[TASK MATERIAL]:
━━━━

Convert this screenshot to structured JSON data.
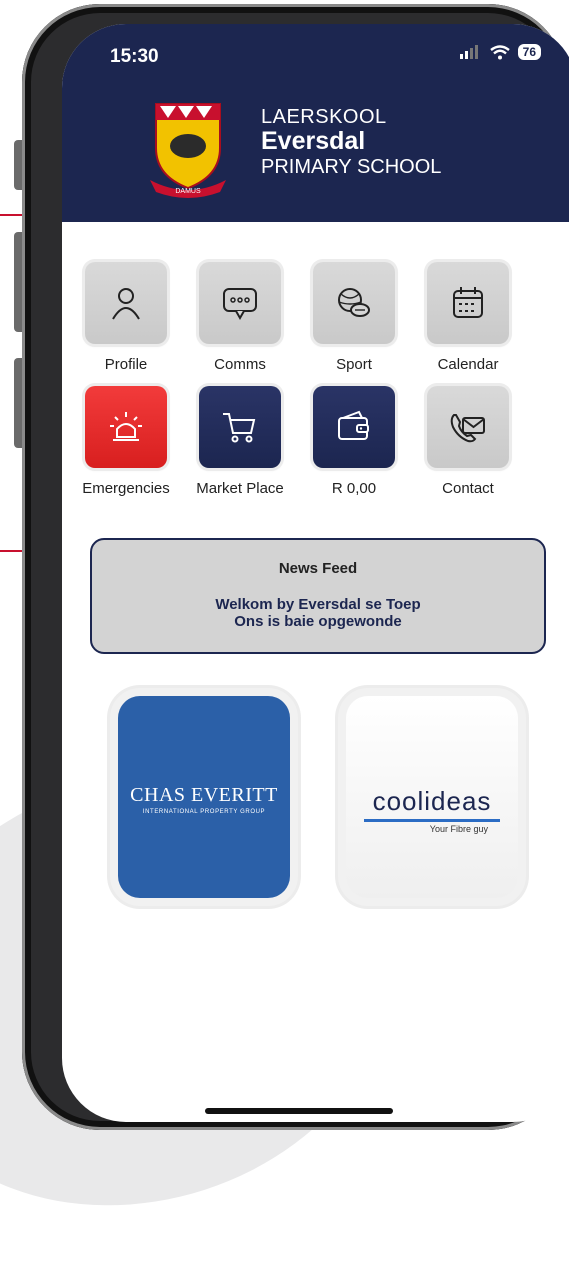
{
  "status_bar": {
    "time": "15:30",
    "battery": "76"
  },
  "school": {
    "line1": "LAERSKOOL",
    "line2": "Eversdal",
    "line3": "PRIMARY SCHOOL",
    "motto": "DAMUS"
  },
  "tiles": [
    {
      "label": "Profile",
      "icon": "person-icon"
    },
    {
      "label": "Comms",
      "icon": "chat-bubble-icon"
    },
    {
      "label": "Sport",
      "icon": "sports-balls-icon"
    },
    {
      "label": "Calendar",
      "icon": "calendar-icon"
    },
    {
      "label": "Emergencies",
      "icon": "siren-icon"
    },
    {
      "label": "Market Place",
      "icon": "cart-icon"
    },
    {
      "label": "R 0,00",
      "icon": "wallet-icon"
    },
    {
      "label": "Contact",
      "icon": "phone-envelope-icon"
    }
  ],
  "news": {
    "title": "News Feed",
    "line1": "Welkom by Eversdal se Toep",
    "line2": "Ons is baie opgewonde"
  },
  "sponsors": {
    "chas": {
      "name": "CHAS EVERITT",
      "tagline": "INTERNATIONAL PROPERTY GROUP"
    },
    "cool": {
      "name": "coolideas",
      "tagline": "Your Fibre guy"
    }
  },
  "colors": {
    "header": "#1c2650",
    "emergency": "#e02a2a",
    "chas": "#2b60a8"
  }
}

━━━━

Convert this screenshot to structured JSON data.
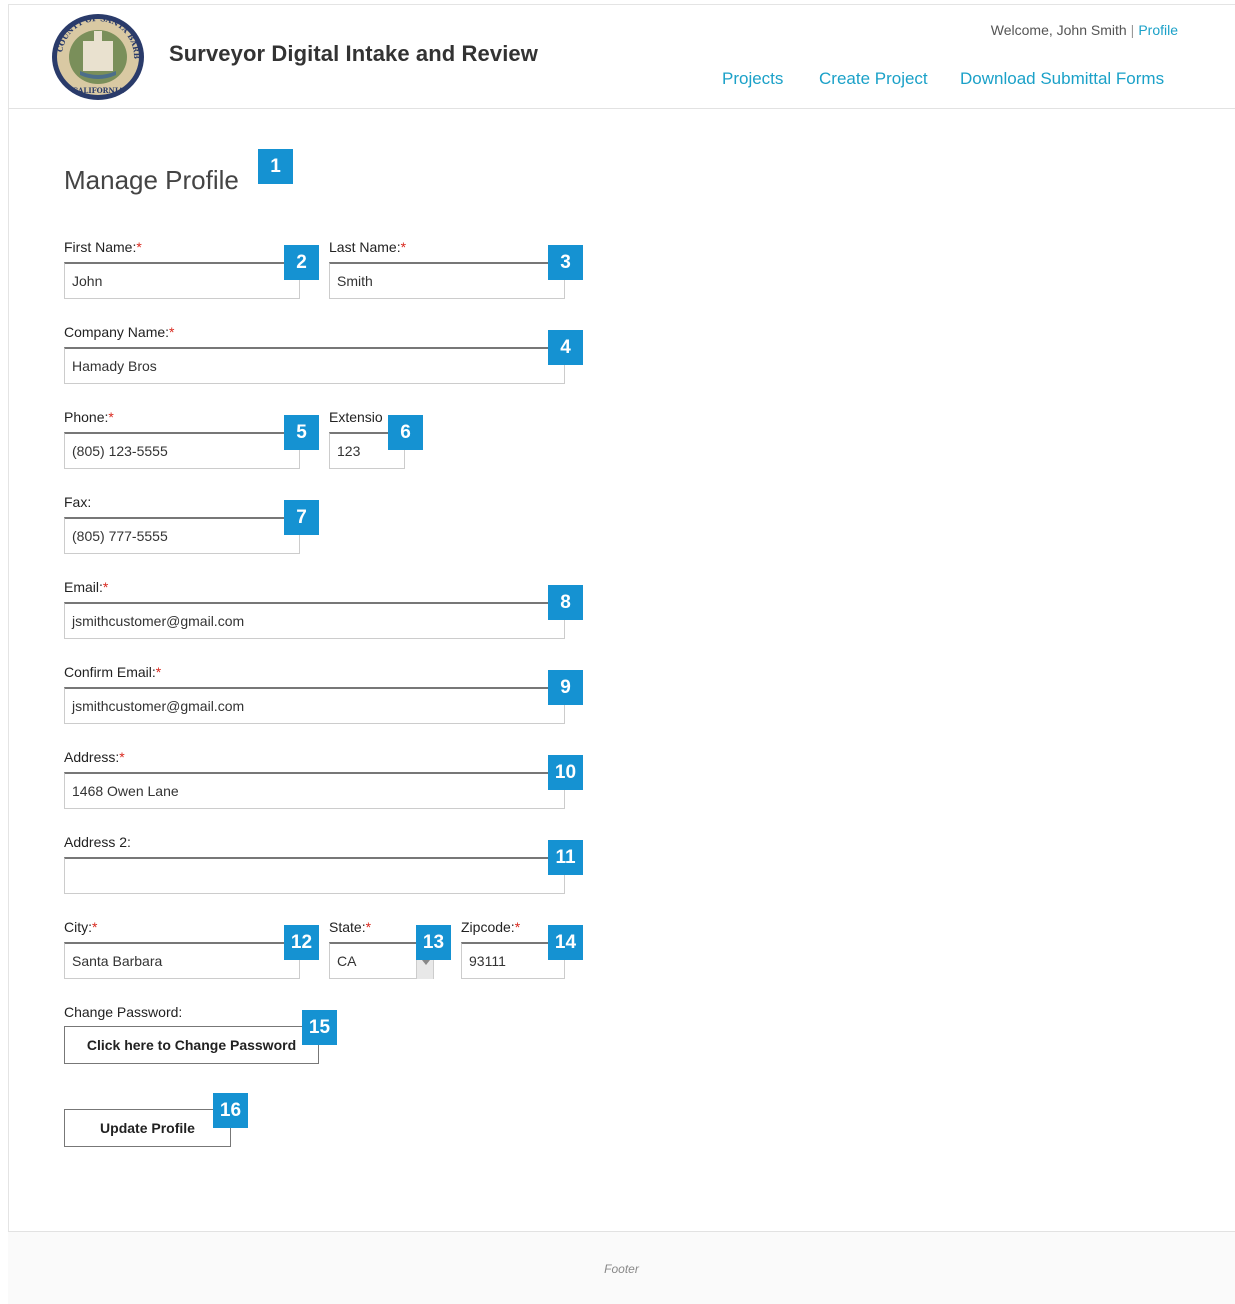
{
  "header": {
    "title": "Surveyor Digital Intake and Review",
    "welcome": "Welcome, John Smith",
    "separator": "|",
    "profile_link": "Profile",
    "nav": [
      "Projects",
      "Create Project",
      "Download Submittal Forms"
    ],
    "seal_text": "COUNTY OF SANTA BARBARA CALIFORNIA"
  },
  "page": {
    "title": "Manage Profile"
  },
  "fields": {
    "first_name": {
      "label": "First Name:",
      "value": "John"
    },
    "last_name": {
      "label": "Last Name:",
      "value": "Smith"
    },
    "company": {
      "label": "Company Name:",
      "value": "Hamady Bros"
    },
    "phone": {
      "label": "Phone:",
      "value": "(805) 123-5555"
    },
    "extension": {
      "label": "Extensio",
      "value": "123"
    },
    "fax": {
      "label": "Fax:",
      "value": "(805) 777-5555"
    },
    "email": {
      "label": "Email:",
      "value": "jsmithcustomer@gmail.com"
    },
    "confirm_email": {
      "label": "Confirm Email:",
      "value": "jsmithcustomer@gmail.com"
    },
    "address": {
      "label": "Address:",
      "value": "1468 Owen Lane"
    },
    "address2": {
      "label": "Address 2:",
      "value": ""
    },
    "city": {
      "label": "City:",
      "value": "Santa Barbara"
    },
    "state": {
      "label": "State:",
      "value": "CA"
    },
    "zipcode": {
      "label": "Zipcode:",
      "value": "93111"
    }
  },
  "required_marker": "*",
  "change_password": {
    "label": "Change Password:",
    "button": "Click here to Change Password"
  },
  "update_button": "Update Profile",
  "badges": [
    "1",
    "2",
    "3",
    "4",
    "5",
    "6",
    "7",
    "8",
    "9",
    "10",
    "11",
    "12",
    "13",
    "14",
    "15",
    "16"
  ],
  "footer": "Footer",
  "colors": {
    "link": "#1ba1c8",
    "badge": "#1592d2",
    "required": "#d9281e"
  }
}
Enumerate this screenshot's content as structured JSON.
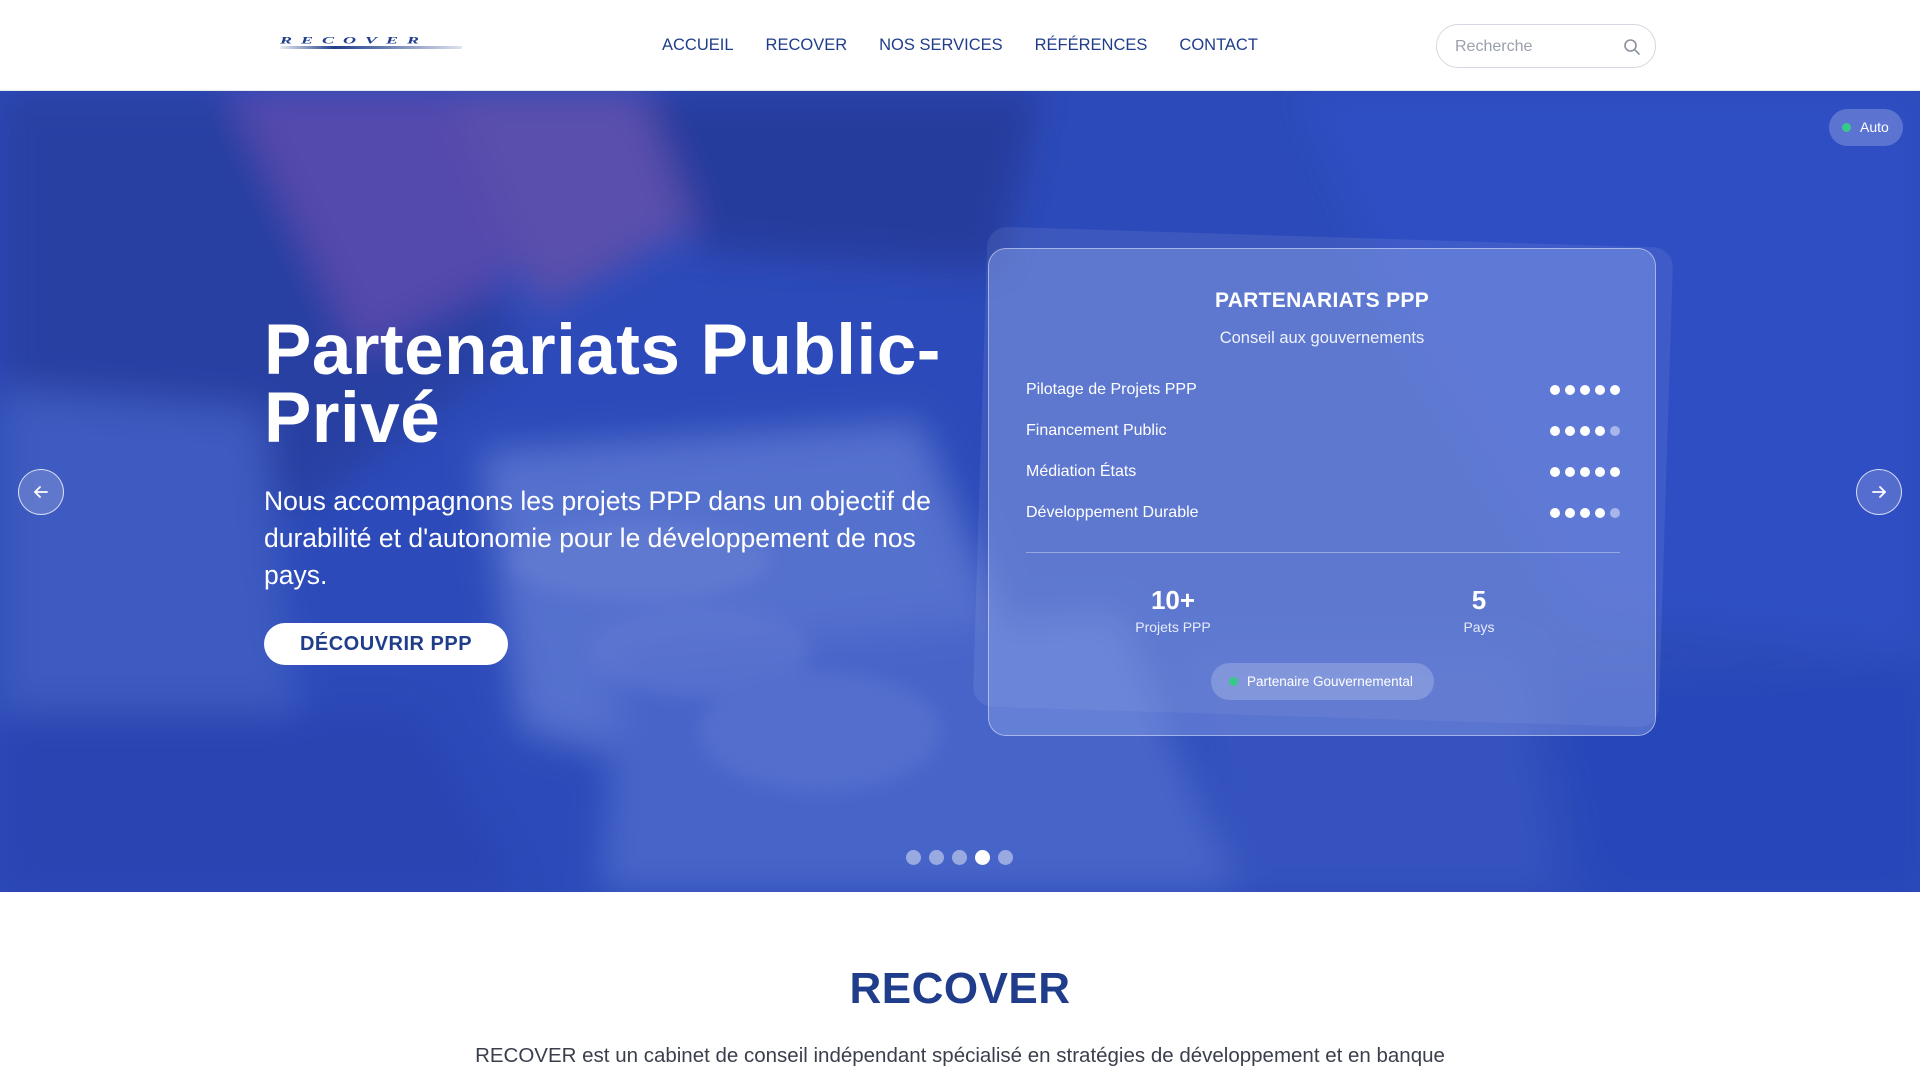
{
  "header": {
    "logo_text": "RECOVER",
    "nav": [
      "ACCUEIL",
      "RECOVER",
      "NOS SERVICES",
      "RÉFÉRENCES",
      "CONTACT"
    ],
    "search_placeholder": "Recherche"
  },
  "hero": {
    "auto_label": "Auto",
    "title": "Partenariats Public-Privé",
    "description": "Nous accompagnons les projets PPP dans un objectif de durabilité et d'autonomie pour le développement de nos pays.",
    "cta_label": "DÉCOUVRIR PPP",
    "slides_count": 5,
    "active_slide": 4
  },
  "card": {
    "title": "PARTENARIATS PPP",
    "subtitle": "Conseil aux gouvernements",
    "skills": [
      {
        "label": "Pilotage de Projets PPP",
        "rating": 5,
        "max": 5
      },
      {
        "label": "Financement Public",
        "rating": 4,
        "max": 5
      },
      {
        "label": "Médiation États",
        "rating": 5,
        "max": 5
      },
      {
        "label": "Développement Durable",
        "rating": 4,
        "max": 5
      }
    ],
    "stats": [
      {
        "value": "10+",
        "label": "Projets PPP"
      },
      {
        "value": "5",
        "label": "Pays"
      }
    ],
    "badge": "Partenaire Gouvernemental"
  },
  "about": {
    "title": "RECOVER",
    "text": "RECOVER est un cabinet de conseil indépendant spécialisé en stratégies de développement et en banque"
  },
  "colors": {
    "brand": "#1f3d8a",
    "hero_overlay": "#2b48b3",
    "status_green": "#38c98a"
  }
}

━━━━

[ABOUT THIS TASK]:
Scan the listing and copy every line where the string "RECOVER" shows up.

[EXERCISE RESPONSE]:
    "logo_text": "RECOVER",
      "RECOVER",
    "title": "RECOVER",
    "text": "RECOVER est un cabinet de conseil indépendant spécialisé en stratégies de développement et en banque"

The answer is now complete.